Celebrating sexuality as an escort or massage girls in Vancouver WA is a large stride on the journey to equality. escorts everywhere have the right to decide how they want to use their body. Working in the sex trade is a human right. Despite the debate, decriminalizing sex work would protect workers by enabling them to enjoy and receive all the benefits of other job roles. Making sex work illegal encourages violence and crime and further reinforces the cultural narrative.

We hear the word degradation used a lot concerning sex work. But I ask you; If a person engaging in an activity is doing so willingly and receiving pleasure in doing it, is that act still classed as degrading? Of course not,  because degradation denotes a feeling of shame and humiliation. If a sex worker enjoys her job, then no one has the right to assume she is being degraded. According to a study led by, Dr Sanders found that 70% of Vancouver WA escorts previously had professional jobs and more than a third had university degrees. Interestingly, most commented that they enjoyed their job and found it flexible, although slightly fearful of the ‘stigma’ associated with the work.

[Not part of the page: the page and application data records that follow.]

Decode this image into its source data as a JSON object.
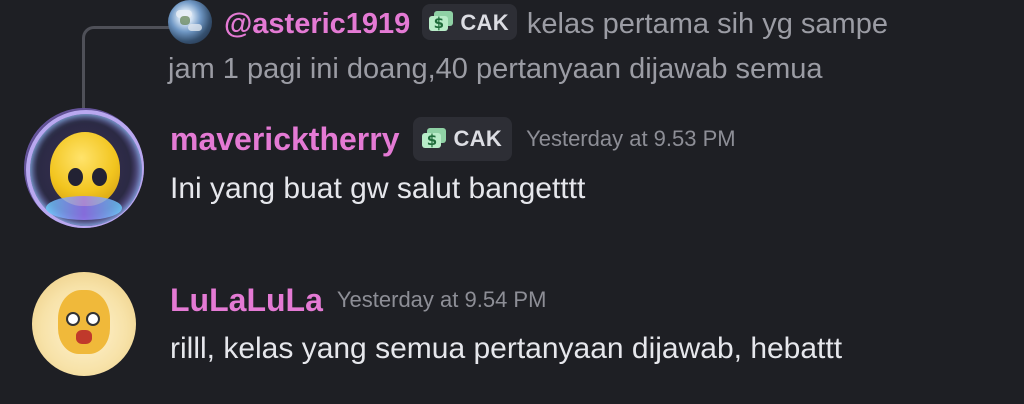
{
  "reply": {
    "mention": "@asteric1919",
    "tag_label": "CAK",
    "text_line1": "kelas pertama sih yg sampe",
    "text_line2": "jam 1 pagi ini doang,40 pertanyaan dijawab semua"
  },
  "messages": [
    {
      "username": "mavericktherry",
      "tag_label": "CAK",
      "timestamp": "Yesterday at 9.53 PM",
      "text": "Ini yang buat gw salut bangetttt"
    },
    {
      "username": "LuLaLuLa",
      "timestamp": "Yesterday at 9.54 PM",
      "text": "rilll, kelas yang semua pertanyaan dijawab, hebattt"
    }
  ],
  "colors": {
    "background": "#1e1f24",
    "username": "#e47ad4",
    "text": "#e6e7ec",
    "muted": "#8d8e96",
    "tag_bg": "#2d2e35"
  },
  "icons": {
    "tag": "dollar-bill-icon",
    "reply_avatar": "earth-avatar"
  }
}
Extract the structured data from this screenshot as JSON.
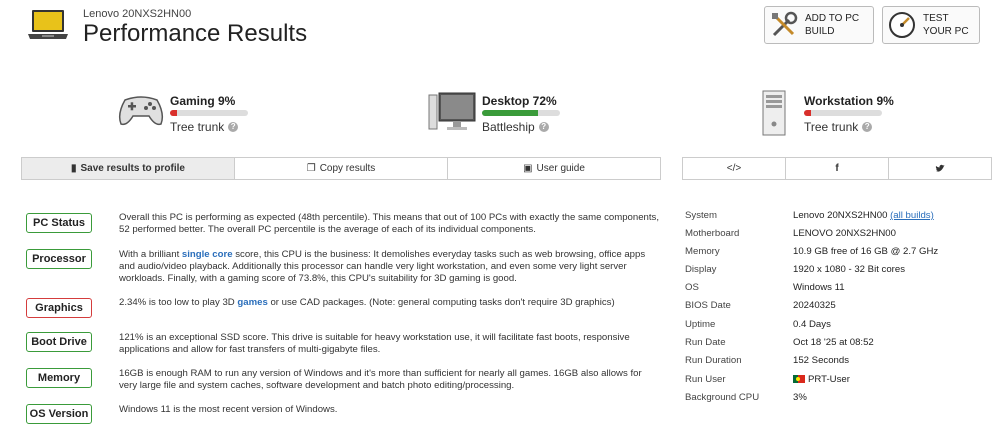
{
  "header": {
    "model": "Lenovo 20NXS2HN00",
    "title": "Performance Results",
    "add_to_pc_label_1": "ADD TO PC",
    "add_to_pc_label_2": "BUILD",
    "test_label_1": "TEST",
    "test_label_2": "YOUR PC"
  },
  "categories": [
    {
      "name": "Gaming",
      "percent": "9%",
      "value": 9,
      "label": "Gaming 9%",
      "rating": "Tree trunk",
      "icon": "gamepad-icon",
      "color": "#d9302c"
    },
    {
      "name": "Desktop",
      "percent": "72%",
      "value": 72,
      "label": "Desktop 72%",
      "rating": "Battleship",
      "icon": "monitor-icon",
      "color": "#3a9b3a"
    },
    {
      "name": "Workstation",
      "percent": "9%",
      "value": 9,
      "label": "Workstation 9%",
      "rating": "Tree trunk",
      "icon": "tower-pc-icon",
      "color": "#d9302c"
    }
  ],
  "actions": {
    "save": "Save results to profile",
    "copy": "Copy results",
    "guide": "User guide"
  },
  "share": {
    "embed": "</>",
    "facebook": "f",
    "twitter": "♥"
  },
  "status": [
    {
      "label": "PC Status",
      "state": "good",
      "text": "Overall this PC is performing as expected (48th percentile). This means that out of 100 PCs with exactly the same components, 52 performed better. The overall PC percentile is the average of each of its individual components."
    },
    {
      "label": "Processor",
      "state": "good",
      "text_before": "With a brilliant ",
      "link": "single core",
      "text_after": " score, this CPU is the business: It demolishes everyday tasks such as web browsing, office apps and audio/video playback. Additionally this processor can handle very light workstation, and even some very light server workloads. Finally, with a gaming score of 73.8%, this CPU's suitability for 3D gaming is good."
    },
    {
      "label": "Graphics",
      "state": "bad",
      "text_before": "2.34% is too low to play 3D ",
      "link": "games",
      "text_after": " or use CAD packages. (Note: general computing tasks don't require 3D graphics)"
    },
    {
      "label": "Boot Drive",
      "state": "good",
      "text": "121% is an exceptional SSD score. This drive is suitable for heavy workstation use, it will facilitate fast boots, responsive applications and allow for fast transfers of multi-gigabyte files."
    },
    {
      "label": "Memory",
      "state": "good",
      "text": "16GB is enough RAM to run any version of Windows and it's more than sufficient for nearly all games. 16GB also allows for very large file and system caches, software development and batch photo editing/processing."
    },
    {
      "label": "OS Version",
      "state": "good",
      "text": "Windows 11 is the most recent version of Windows."
    }
  ],
  "system_info": [
    {
      "key": "System",
      "value": "Lenovo 20NXS2HN00",
      "link": "(all builds)"
    },
    {
      "key": "Motherboard",
      "value": "LENOVO 20NXS2HN00"
    },
    {
      "key": "Memory",
      "value": "10.9 GB free of 16 GB @ 2.7 GHz"
    },
    {
      "key": "Display",
      "value": "1920 x 1080 - 32 Bit cores"
    },
    {
      "key": "OS",
      "value": "Windows 11"
    },
    {
      "key": "BIOS Date",
      "value": "20240325"
    },
    {
      "key": "Uptime",
      "value": "0.4 Days"
    },
    {
      "key": "Run Date",
      "value": "Oct 18 '25 at 08:52"
    },
    {
      "key": "Run Duration",
      "value": "152 Seconds"
    },
    {
      "key": "Run User",
      "value": "PRT-User",
      "flag": "portugal-flag-icon"
    },
    {
      "key": "Background CPU",
      "value": "3%"
    }
  ]
}
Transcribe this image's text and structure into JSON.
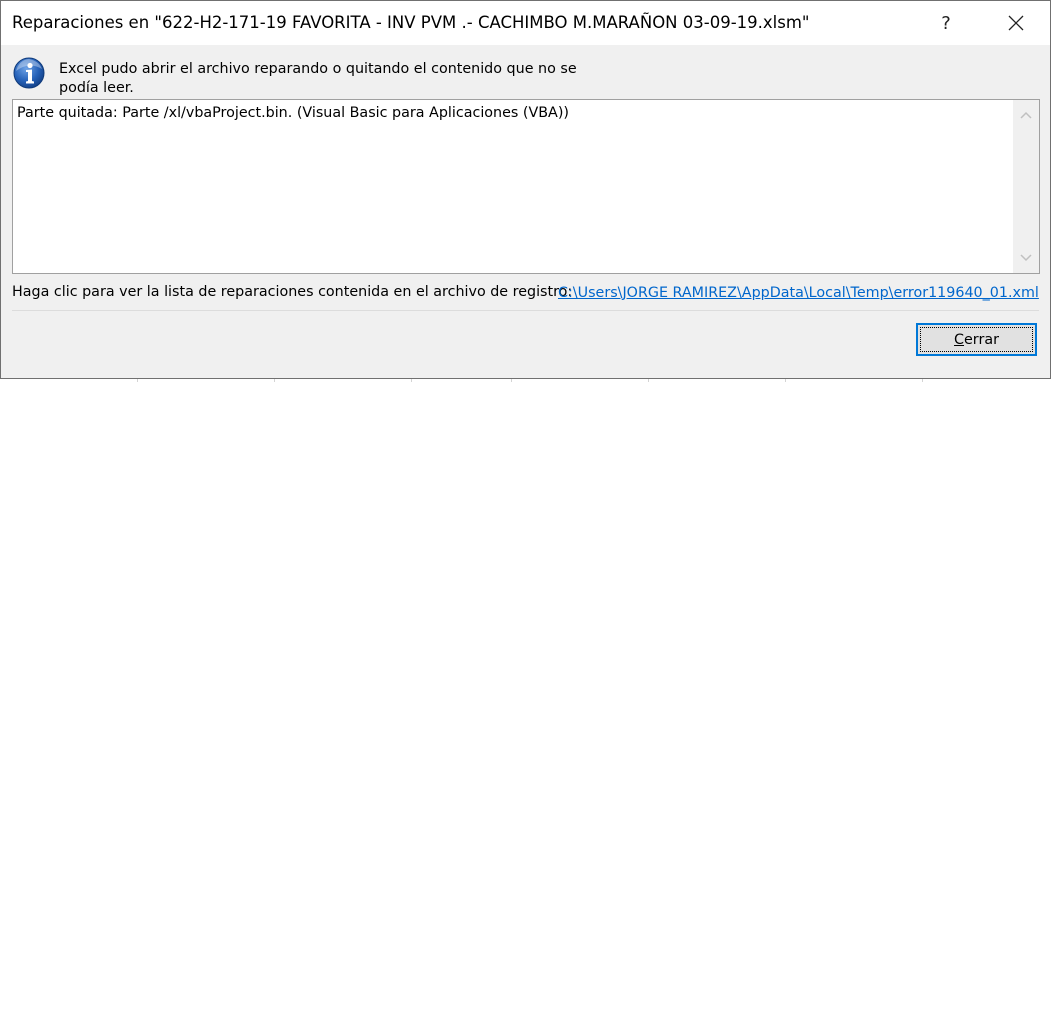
{
  "dialog": {
    "title": "Reparaciones en \"622-H2-171-19 FAVORITA - INV PVM .- CACHIMBO M.MARAÑON 03-09-19.xlsm\"",
    "help_label": "?",
    "icon": "info-icon",
    "message": "Excel pudo abrir el archivo reparando o quitando el contenido que no se podía leer.",
    "repair_items": [
      "Parte quitada: Parte /xl/vbaProject.bin.  (Visual Basic para Aplicaciones (VBA))"
    ],
    "log_label": "Haga clic para ver la lista de reparaciones contenida en el archivo de registro:",
    "log_link": "C:\\Users\\JORGE RAMIREZ\\AppData\\Local\\Temp\\error119640_01.xml",
    "close_button": {
      "accel": "C",
      "rest": "errar"
    }
  },
  "colors": {
    "dialog_bg": "#f0f0f0",
    "titlebar_bg": "#ffffff",
    "link": "#0066cc",
    "focus_border": "#0078d7",
    "icon_blue": "#1f5fb0"
  }
}
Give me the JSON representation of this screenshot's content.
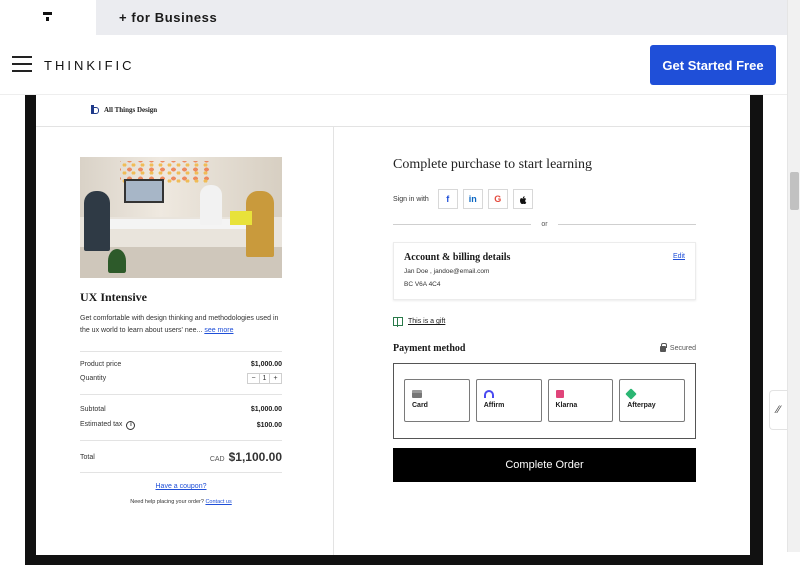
{
  "tabs": {
    "business": "+ for Business"
  },
  "header": {
    "logo": "THINKIFIC",
    "cta": "Get Started Free"
  },
  "school": {
    "name": "All Things Design"
  },
  "course": {
    "title": "UX Intensive",
    "description": "Get comfortable with design thinking and methodologies used in the ux world to learn about users' nee...",
    "see_more": "see more",
    "product_price_label": "Product price",
    "product_price": "$1,000.00",
    "quantity_label": "Quantity",
    "quantity": "1",
    "minus": "−",
    "plus": "+",
    "subtotal_label": "Subtotal",
    "subtotal": "$1,000.00",
    "tax_label": "Estimated tax",
    "tax": "$100.00",
    "total_label": "Total",
    "currency": "CAD",
    "total": "$1,100.00",
    "coupon": "Have a coupon?",
    "help": "Need help placing your order?",
    "contact": "Contact us"
  },
  "checkout": {
    "title": "Complete purchase to start learning",
    "sign_in_label": "Sign in with",
    "social": [
      {
        "glyph": "f",
        "color": "#1f4fd8"
      },
      {
        "glyph": "in",
        "color": "#0a66c2"
      },
      {
        "glyph": "G",
        "color": "#e4483b"
      },
      {
        "glyph": "",
        "color": "#111111"
      }
    ],
    "or": "or",
    "account_title": "Account & billing details",
    "edit": "Edit",
    "account_line1": "Jan Doe , jandoe@email.com",
    "account_line2": "BC V6A 4C4",
    "gift": "This is a gift",
    "payment_title": "Payment method",
    "secured": "Secured",
    "methods": [
      {
        "name": "Card",
        "icon_color": "#777777"
      },
      {
        "name": "Affirm",
        "icon_color": "#4a4af0"
      },
      {
        "name": "Klarna",
        "icon_color": "#e0447a"
      },
      {
        "name": "Afterpay",
        "icon_color": "#2bb673"
      }
    ],
    "complete": "Complete Order"
  },
  "side_handle": "⁄⁄"
}
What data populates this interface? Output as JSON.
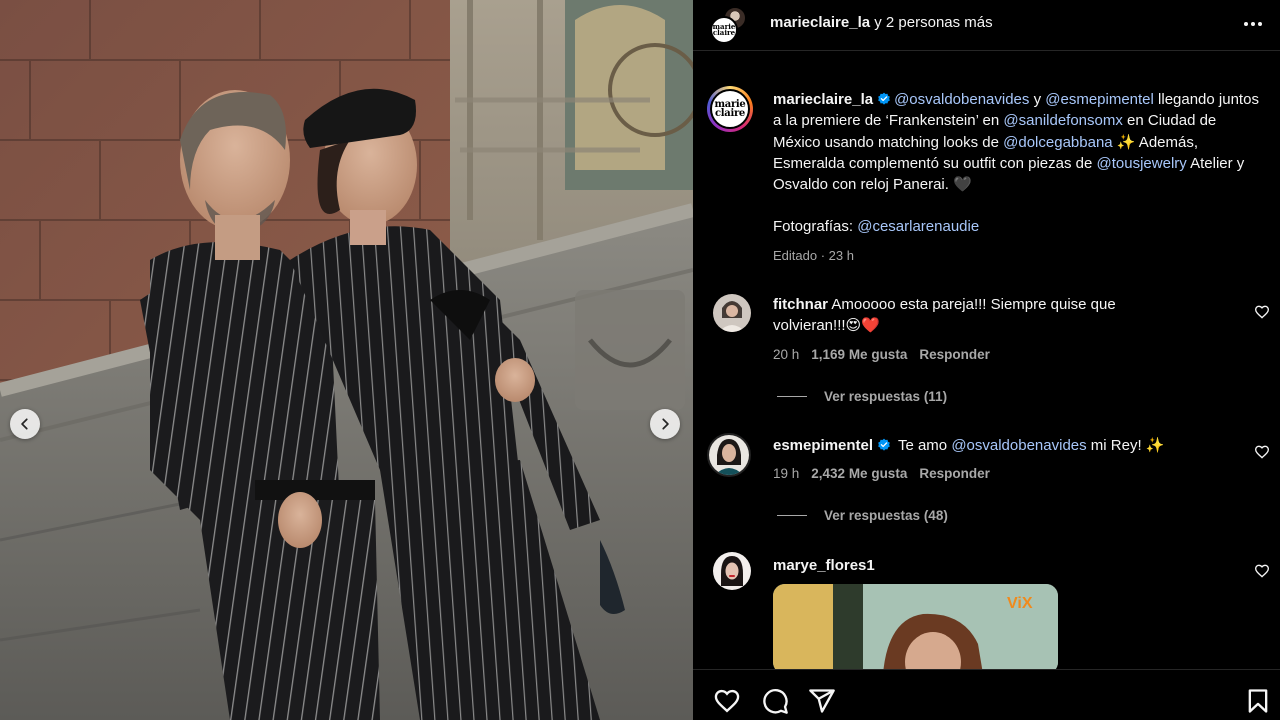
{
  "header": {
    "username": "marieclaire_la",
    "others_text": " y 2 personas más",
    "logo_text_line1": "marie",
    "logo_text_line2": "claire"
  },
  "caption": {
    "username": "marieclaire_la",
    "mention1": "@osvaldobenavides",
    "conj": " y ",
    "mention2": "@esmepimentel",
    "text1": " llegando juntos a la premiere de ‘Frankenstein’ en ",
    "mention3": "@sanildefonsomx",
    "text2": " en Ciudad de México usando matching looks de ",
    "mention4": "@dolcegabbana",
    "text3": " ✨ Además, Esmeralda complementó su outfit con piezas de ",
    "mention5": "@tousjewelry",
    "text4": " Atelier y Osvaldo con reloj Panerai. 🖤",
    "photos_label": "Fotografías: ",
    "mention6": "@cesarlarenaudie",
    "meta": "Editado · 23 h"
  },
  "comments": [
    {
      "username": "fitchnar",
      "text": "Amooooo esta pareja!!! Siempre quise que volvieran!!!😍❤️",
      "time": "20 h",
      "likes": "1,169 Me gusta",
      "reply": "Responder",
      "view_replies": "Ver respuestas (11)"
    },
    {
      "username": "esmepimentel",
      "text_pre": " Te amo ",
      "mention": "@osvaldobenavides",
      "text_post": " mi Rey! ✨",
      "time": "19 h",
      "likes": "2,432 Me gusta",
      "reply": "Responder",
      "view_replies": "Ver respuestas (48)"
    },
    {
      "username": "marye_flores1",
      "gif_badge": "ViX"
    }
  ],
  "icons": {
    "more": "more-options-icon",
    "like": "heart-icon",
    "comment": "comment-icon",
    "share": "share-icon",
    "save": "bookmark-icon",
    "prev": "chevron-left-icon",
    "next": "chevron-right-icon",
    "verified": "verified-badge-icon"
  },
  "colors": {
    "background": "#000000",
    "text": "#f5f5f5",
    "secondary": "#a8a8a8",
    "mention": "#a8c7fa",
    "verified": "#0095f6"
  }
}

So, has society’s viewpoint changed? Although I cannot speak for individual thoughts, society, in general, still views sex work as seedy and demeaning. Criminalising the sex industry is still common in many countries. You don’t have to be a hardcore feminist to conclude that we really need a radical change in how we process information and absorb social narrative. As is the case with gender issues, opinions may have changed, but behaviour certainly hasn’t; however, that is a subject for another day.